Night of Champions sucked. There’s nothing really to say about it. Some matches were good, but all in all it’s a really forgettable throw-a-way show. What REALLY happened? It was like a 3 hour RAW with about ten minutes less of commercials. I’ve cancelled my WWE Network subscription. It’s only $9.99, but I can’t justify seeing it on my bill every month. I only pay for things I legally have to, need and want. I don’t have to have, need or want the WWE Network anymore. It was never really worth it to me. I didn’t watch it all that much outside of the PPV shows but the streaming from Google Chromecast sucked for the most part so I’d often have to rely on “other means” anyway. I’m losing all desire to even keep up with the WWE product anymore. It’s more of a chore than a pleasure. Why keep putting myself through the hassle of keeping up or caring about a product that’s clearly not aimed at me and constantly insults my intelligence with belligerent bullshit.
I’m not diluted to the fact that it’s professional wrestling. A silly sideshow production where grown men put on spandex and costumes and “fake fight” each other in a spring-loaded boxing ring for a paying crowd of people who disillusion themselves to think it’s either real life scenarios being played out before them or it’s people that know it’s choreographed; and by putting a heaping helping of artistic pretense behind it; convince themselves are “in on the joke” or “part of the show”. It’s merely content marketed to whichever demographic is strongest so every ten to fifteen minutes they can show another batch of commercials telling us what products to buy. That’s what professional wrestling has become. If you’re not doing some variation of that very cold and sterile look at the business then you’re not in the business that is professional wrestling. A ring, a small venue, some chairs and shitty sound system is not professional wrestling. It’s a carbon copy of every wrestling event before it. It’s a rinse and repeat format where all anyone has to do is figure out which one of their friends they want to pretend is the best and how they can justify telling another grown man in a costume that it’s for the best that his character loses the match. It’s more of an excuse than an attraction.
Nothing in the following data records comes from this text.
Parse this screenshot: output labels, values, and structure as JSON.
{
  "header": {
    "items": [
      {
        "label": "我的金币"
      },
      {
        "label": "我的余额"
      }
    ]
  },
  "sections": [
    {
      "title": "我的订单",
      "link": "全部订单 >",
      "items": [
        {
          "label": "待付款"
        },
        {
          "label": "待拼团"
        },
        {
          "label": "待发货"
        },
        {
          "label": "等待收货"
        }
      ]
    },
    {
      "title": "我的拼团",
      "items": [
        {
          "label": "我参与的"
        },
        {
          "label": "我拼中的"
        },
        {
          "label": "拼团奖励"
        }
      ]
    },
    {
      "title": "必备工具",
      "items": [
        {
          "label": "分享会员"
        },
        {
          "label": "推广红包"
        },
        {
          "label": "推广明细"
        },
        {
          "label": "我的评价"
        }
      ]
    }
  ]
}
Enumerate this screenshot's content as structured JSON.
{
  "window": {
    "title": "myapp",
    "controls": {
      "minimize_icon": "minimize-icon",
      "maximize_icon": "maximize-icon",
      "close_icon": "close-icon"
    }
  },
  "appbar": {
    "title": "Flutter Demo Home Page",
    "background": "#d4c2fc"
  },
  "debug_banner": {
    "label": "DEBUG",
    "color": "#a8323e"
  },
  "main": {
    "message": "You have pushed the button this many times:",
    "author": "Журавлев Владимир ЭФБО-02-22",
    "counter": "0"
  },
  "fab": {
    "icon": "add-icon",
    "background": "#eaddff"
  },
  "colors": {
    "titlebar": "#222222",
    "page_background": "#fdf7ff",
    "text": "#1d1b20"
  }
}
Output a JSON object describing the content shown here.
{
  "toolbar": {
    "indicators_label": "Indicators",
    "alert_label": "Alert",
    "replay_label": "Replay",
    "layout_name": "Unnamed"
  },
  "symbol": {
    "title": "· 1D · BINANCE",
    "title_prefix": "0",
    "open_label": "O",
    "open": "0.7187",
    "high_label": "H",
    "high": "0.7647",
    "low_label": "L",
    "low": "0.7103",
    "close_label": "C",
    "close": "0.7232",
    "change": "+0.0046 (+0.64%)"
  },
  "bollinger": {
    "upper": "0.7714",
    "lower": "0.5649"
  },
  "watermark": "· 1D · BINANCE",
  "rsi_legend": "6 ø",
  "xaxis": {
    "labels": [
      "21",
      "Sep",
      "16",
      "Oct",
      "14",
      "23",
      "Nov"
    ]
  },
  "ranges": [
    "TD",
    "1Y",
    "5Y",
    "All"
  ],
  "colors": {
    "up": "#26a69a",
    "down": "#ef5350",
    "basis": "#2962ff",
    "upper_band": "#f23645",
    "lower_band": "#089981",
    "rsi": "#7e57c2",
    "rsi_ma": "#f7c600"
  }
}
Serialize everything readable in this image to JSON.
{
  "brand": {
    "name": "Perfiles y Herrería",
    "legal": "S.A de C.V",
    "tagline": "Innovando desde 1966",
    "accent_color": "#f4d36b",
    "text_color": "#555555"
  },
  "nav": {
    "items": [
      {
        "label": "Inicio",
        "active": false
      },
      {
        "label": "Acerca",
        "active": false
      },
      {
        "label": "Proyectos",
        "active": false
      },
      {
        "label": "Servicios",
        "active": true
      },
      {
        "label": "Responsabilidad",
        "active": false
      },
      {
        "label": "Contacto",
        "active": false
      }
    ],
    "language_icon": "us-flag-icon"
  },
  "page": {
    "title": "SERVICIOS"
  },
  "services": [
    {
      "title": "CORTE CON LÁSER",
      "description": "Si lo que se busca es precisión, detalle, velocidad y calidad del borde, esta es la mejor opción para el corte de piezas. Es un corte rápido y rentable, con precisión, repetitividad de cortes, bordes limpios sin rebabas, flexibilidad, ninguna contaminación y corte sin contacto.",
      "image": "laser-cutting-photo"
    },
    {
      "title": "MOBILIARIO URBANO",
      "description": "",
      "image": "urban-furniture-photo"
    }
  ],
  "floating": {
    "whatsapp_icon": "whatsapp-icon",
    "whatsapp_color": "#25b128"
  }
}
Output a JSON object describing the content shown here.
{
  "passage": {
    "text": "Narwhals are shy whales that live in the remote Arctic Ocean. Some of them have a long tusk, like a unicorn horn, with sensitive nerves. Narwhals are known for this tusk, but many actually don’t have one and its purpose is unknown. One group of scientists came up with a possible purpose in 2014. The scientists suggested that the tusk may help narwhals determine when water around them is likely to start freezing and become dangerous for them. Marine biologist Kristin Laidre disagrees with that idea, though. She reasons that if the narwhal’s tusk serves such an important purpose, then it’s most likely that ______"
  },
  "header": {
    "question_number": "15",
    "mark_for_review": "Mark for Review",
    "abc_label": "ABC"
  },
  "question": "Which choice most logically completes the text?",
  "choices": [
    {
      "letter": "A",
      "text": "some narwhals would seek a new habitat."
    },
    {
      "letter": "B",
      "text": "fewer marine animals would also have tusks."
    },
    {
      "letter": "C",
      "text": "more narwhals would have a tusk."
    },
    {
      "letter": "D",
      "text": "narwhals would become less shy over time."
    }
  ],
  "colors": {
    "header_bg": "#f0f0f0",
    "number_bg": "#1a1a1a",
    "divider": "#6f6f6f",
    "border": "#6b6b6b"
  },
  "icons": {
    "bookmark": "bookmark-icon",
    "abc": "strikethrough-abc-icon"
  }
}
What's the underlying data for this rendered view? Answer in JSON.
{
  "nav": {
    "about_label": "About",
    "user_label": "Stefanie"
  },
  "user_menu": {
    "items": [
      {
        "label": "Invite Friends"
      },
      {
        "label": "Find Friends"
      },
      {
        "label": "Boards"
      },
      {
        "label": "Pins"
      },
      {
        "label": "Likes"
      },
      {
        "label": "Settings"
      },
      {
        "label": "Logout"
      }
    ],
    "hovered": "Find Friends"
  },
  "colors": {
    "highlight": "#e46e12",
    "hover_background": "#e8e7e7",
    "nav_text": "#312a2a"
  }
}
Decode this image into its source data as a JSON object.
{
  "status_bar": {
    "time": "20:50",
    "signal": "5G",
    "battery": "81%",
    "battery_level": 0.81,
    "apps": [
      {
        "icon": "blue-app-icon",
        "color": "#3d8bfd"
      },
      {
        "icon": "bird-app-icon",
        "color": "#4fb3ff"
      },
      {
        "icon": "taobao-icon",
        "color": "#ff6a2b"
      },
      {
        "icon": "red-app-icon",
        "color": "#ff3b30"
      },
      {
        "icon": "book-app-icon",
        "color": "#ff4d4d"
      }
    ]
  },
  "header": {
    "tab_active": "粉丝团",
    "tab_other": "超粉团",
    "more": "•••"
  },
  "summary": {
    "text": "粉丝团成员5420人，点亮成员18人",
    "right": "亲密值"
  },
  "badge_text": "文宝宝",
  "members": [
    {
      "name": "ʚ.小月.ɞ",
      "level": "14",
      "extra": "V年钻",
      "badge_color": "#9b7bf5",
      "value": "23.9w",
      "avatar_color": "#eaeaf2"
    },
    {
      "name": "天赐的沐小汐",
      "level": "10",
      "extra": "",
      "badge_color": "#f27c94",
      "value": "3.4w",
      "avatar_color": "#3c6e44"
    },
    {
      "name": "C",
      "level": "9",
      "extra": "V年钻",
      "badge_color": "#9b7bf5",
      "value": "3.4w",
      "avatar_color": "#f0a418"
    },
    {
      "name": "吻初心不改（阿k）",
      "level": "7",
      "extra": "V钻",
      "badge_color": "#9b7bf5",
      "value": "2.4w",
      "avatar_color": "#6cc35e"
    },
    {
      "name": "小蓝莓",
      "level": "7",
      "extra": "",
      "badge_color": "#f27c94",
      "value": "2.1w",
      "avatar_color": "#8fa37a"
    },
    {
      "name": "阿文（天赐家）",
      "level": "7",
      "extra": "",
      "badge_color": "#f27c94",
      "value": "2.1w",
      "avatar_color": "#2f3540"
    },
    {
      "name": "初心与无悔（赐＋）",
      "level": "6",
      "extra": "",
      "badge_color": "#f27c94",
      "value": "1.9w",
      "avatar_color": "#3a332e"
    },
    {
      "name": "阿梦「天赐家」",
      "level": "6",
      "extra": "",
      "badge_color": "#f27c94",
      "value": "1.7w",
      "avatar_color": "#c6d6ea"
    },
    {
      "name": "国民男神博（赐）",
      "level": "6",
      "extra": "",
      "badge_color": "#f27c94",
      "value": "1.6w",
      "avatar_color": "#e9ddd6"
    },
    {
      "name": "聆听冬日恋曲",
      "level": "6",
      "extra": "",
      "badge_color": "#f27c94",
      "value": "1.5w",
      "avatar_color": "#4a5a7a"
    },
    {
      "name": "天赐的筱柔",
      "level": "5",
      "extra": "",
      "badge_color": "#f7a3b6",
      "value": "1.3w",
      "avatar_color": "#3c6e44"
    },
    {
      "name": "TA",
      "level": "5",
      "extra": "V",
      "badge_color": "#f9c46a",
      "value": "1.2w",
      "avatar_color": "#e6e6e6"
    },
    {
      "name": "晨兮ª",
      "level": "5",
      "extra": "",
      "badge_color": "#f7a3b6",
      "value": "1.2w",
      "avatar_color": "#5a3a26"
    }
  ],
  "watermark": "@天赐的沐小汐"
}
That’s what missing. The part that makes this very “bizarre-on-paper” form of entertainment click with people is the magic. It’s the larger than life atmosphere. It’s a rock concert, sporting event, monster truck rally, Broadway play and variety show all in one. It’s an experience to be had, shared and relived over and over. When you see past the cheese, the overbearing naïve fans and performers, when you get past the very obvious quirks and oddities of wrestling you can be a fan for life. There IS an appreciation for the magic. It’s undeniable. The dilemma is in the fact that there is no magic in professional wrestling. There is nothing fresh, over the top, larger than life or engaging enough to allow me to see past the façade and laugh along with the joke. It’s a stagnant and tired product. Sadly WWE has become a silly sideshow production where grown men put on spandex and costumes and “fake fight” each other in a spring-loaded boxing ring for a paying crowd of people. What reason are they giving me to look past this idea anymore?